As our nation processes the senseless tragedies in Buffalo, NY, and Uvalde, TX, our thoughts and prayers go out to the families and communities affected.
We’ve received several questions about providing support to the Uvalde and Buffalo communities and are working to evaluate options. We will share donation links as soon as possible so we can join together and maximize our collective impact. Please remember that fraud is an unfortunate byproduct of tragedy, so be careful when considering contribution opportunities.
In addition to our desire to help those affected by these tragedies, we need to recognize the very personal impact of collective trauma. Sometimes, these stories are close to home – geographically, emotionally, and spiritually. And, sometimes, they seem to pile up on each other. The effect can be numbing and distressful. It can cause anxiety, fear, and a feeling of powerlessness.
These events can challenge our mental health and shake up our world. It’s important to take care of each other and, in the case of people strategy, our employees. It’s essential to monitor our mental health and well-being in times of stressful events. Reach out and let employees know that you are aware of the context in which we all live and that you want to help. Resources may be privately available or available through an EAP. As an employer, you can be a compassionate leader and contribute to positive employee mental health outcomes.
An employer can help employees cope with collective trauma in the following ways.
- Provide space, physical or virtual, for people to gather. Often this role is fulfilled by places of worship or other organizations, but given the prominence of the workplace in our lives, work is a place of important friendships and affection, and supporting each other can mean being together. Train managers to support team members in grief.
- Provide empathy. Equip leadership with the ability and permission to lead with empathy, to let others know that it’s okay to not be okay. Consider flexibility in workload.
- Provide connection. If you see an individual that is struggling, reach out. Set aside time to be a listener to understand where you can help.
- Maintain contact. No one expects easy solutions. Mental health and well-being require extended effort.
What if I don’t have an EAP?
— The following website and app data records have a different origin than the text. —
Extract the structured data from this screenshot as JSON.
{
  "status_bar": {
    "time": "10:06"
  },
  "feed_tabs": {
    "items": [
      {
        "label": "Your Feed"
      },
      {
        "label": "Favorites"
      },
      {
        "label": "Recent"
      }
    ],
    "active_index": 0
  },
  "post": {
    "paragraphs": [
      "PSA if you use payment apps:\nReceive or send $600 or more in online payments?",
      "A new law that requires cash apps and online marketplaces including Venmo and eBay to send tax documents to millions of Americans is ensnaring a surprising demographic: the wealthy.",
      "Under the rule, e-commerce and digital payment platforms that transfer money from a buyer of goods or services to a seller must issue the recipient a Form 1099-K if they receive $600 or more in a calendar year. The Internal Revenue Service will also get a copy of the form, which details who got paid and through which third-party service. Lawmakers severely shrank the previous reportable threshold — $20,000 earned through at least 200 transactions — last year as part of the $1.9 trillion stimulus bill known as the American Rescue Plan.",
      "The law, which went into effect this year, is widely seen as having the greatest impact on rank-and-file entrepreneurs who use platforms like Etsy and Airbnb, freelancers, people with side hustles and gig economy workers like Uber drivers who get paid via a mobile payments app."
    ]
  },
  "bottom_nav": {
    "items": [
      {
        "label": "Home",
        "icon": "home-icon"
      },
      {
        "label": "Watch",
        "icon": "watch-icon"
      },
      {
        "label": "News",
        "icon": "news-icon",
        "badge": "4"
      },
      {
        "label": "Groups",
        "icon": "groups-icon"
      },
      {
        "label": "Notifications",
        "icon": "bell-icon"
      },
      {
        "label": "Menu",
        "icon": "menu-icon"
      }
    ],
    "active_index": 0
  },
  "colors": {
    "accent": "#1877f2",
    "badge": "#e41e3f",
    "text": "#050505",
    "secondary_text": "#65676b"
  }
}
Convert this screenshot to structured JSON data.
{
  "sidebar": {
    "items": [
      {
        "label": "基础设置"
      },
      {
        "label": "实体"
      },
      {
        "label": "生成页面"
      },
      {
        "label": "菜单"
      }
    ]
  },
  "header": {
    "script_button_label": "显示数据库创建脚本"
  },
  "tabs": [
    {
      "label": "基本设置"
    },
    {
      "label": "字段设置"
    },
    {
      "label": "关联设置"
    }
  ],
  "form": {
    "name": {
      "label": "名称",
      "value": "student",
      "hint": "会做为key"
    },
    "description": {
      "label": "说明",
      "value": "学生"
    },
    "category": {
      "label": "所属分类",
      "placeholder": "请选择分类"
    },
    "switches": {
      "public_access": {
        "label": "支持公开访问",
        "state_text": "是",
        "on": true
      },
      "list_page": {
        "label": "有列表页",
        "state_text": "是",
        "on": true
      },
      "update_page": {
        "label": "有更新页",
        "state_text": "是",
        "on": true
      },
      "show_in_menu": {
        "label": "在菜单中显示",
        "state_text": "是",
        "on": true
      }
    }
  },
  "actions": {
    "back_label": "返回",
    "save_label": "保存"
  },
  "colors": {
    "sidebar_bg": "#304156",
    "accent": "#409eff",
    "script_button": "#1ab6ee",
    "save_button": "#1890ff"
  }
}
An Employee Assistance Program (EAP) is a voluntary, work-based program that offers free and An Employee Assistance Program (EAP) is a voluntary, work-based program that offers free and confidential assessments, short-term counseling, referrals, and follow-up services to employees who have personal and/or work-related problems. If you do not have an EAP, make sure your employees are familiar with your company’s health plan. Most plans cover mental health and offer the benefit of connection to a licensed clinician.
Communicate the Plan
- Make sure your employees are aware of your company’s plan details.
- Make sure they know the number they can contact to find an in-network provider.
- Consider connecting them with support groups, mindfulness apps, and other digital health programs that can be immediately accessed.
What if I do have an EAP?
An EAP offers immediate access to confidential mental health assistance. If you have an EAP in times of crises or collective trauma, it’s up to you as an employer to create awareness.
Communicate the EAP
- Make sure employees are aware of the details of your Employee Assistance Program.
- Make sure they know they have support for themselves or family members from an in-person or virtual licensed clinician.
- Connect them to online resources via the EAP website.
In addition, we know people across NFP may be struggling as they try to process the events. Please consider the variety of resources and support available to NFP employees. If you need additional support, please reach out to your HR Business Partner.
- United Healthcare offers support at liveandworkwell.com or by calling (866) 447-3573. Also check out this PDF.
- US employees can access SupportLinc resources, including guidance on talking with children, coping with grief, and dealing with uncertainty, via the PeopleFirst portal and the following documents.
|Coping with the Aftermath of a Shooting||Dealing with Uncertainty||It’s Okay to Not Be Okay|
|Talking to Children When the News is Scary||Coping with Grief After Community Violence||Grief and Loss|
Always be specific with your support. Provide names and numbers. Acknowledge the limitations of any resources you cite. Do not discount or ignore the potential need for emergency care as well – whether this is a prevention helpline, the emergency room, or a mental health facility. If there is anything the pandemic has taught us, there’s no shame in reaching out for help.
Abby Ford is an Enterprise Account Manager with First Person Advisors, a subsidiary of NFP. She is passionate about employee-employer connection and mutual support. To connect with Abby, reach out via LinkedIn or by email.